Those creditors have appointed a liquidation firm, Borrelli Walsh, based in Hong Kong and Singapore, to try to get their money back.
“We are now working with the appointed liquidators” to resolve the situation, said Fredrik Platou, a spokesman for the Parbulk syndicate.
The liquidator, however, was appointed by the Singapore court and has no legal powers in Indonesia. And Humpuss Sea Transport, the Singapore company the liquidator now controls, has no assets.
Ms. Brookes, the lawyer for Empire Group, said her client had believed that doing a deal with a Singapore entity would mean it was protected under international law.
“But the Singapore company was left as a shell,” she said, “and everything it owned was moved into Indonesia. It is going to be very difficult to litigate in the Indonesian courts, where foreign parties seem to get nowhere.”
Tommy could not be reached for comment. Theo Lekatompessy, the chief executive of Humpuss Intermoda Transportasi, did not return an e-mail requesting comment. Lawrence Graham, the London law firm for Humpuss Group, declined to comment, as did Mourant Ozannes, lawyers for Tommy. A spokesman for the Humpuss Sea Transport liquidator Borrelli Walsh also declined to comment.

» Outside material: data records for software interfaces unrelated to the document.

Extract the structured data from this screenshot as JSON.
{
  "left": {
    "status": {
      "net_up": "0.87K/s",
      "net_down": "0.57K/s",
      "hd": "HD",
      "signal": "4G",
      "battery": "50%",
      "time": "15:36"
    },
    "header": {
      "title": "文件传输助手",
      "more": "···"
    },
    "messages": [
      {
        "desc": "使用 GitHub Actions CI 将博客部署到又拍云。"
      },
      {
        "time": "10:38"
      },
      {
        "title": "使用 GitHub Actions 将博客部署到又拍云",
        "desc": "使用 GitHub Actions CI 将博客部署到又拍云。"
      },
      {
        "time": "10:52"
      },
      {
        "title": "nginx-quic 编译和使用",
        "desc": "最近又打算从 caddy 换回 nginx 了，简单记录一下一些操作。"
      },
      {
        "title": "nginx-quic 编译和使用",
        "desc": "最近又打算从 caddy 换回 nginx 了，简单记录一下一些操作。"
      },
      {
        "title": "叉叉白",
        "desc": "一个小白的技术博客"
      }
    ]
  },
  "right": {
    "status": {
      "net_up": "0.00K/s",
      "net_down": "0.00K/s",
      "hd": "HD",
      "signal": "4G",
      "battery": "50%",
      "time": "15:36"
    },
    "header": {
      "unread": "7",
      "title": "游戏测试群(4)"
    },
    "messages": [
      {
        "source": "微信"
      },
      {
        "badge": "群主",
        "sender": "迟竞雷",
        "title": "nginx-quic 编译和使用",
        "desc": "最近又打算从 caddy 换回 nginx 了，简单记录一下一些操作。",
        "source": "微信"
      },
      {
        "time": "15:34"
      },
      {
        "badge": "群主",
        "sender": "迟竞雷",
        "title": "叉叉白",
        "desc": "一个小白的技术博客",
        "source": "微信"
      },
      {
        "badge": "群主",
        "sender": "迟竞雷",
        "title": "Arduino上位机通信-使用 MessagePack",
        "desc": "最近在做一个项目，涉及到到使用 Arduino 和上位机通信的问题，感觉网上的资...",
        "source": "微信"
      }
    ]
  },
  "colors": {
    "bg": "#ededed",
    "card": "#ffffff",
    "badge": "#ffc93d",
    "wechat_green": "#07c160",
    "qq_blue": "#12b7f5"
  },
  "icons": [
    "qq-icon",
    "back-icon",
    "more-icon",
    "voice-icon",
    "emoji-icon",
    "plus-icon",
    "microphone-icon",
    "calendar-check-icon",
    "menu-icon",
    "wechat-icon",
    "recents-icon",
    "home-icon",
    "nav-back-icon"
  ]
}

Members of the Suharto family enriched themselves to the tune of between $18 billion and $35 billion during the Suharto presidency, according to Transparency International.
Tommy was jailed in 2002 for having arranged the murder of a judge who had sentenced him to prison for corruption. He served four years of his 15-year sentence in what the Indonesian media said was a carpeted, air-conditioned cell replete with an exercise bicycle.
New York Times